Right from Napoleon’s early years, the British public was eager to learn about first the General, then the Consul and finally the Emperor. The first EVER published biography in any language of General Buonaparte was written in English, and writing about him, whether reigning or in exile, remained a constant. Napoleon III’s relations with Britain and the English language were forefront (he spoke English, lived in Britain in exile either side of the Second Empire), and likewise some of the first biographies of the Second Emperor were published in English. And as English gradually became the lingua franca (😊) of the planet so the study of the two Napoleons became a world affair.
Which brings me to Napoleonica ® the journal. Given the preponderance of the English language, it seemed important to us here at the Fondation fully to have our say in the historical debates of our times. It should therefore come as no surprise that for the inaugural issue the first article is one translated from French written by Pierre Branda and Thierry Lentz, a weighty, archive-based study of the thorny issue of slavery during the Consulate and Empire and the First Consul’s own role in its reintroduction in the Caribbean.

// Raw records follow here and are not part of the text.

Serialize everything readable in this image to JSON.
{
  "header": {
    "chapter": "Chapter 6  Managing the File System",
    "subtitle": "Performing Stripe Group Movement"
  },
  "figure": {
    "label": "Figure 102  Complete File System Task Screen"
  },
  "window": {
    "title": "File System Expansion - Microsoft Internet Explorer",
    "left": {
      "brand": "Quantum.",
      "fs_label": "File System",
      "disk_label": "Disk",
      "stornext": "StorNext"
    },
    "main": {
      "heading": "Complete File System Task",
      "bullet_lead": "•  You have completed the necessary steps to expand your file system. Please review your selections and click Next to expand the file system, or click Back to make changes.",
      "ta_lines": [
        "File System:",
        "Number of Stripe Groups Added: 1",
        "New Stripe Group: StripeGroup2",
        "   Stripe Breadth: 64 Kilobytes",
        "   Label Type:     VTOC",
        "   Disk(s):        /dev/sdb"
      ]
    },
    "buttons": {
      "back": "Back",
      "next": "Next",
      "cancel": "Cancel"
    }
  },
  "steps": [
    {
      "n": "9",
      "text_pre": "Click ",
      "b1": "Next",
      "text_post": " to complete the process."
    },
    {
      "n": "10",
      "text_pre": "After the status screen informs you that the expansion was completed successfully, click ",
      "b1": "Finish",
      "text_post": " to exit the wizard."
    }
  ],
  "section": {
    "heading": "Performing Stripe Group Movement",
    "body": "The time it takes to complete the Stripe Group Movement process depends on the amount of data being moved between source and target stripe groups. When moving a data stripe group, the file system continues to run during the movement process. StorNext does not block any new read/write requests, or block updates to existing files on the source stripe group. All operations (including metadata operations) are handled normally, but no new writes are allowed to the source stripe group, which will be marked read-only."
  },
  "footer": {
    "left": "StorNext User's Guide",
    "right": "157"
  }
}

Nor is this a one-off. It will be the policy of the journal regularly to include translations of important new French writing on the two Empires so as to ensure that historians of the Hexagon get their full due in the ‘Empire of Letters’.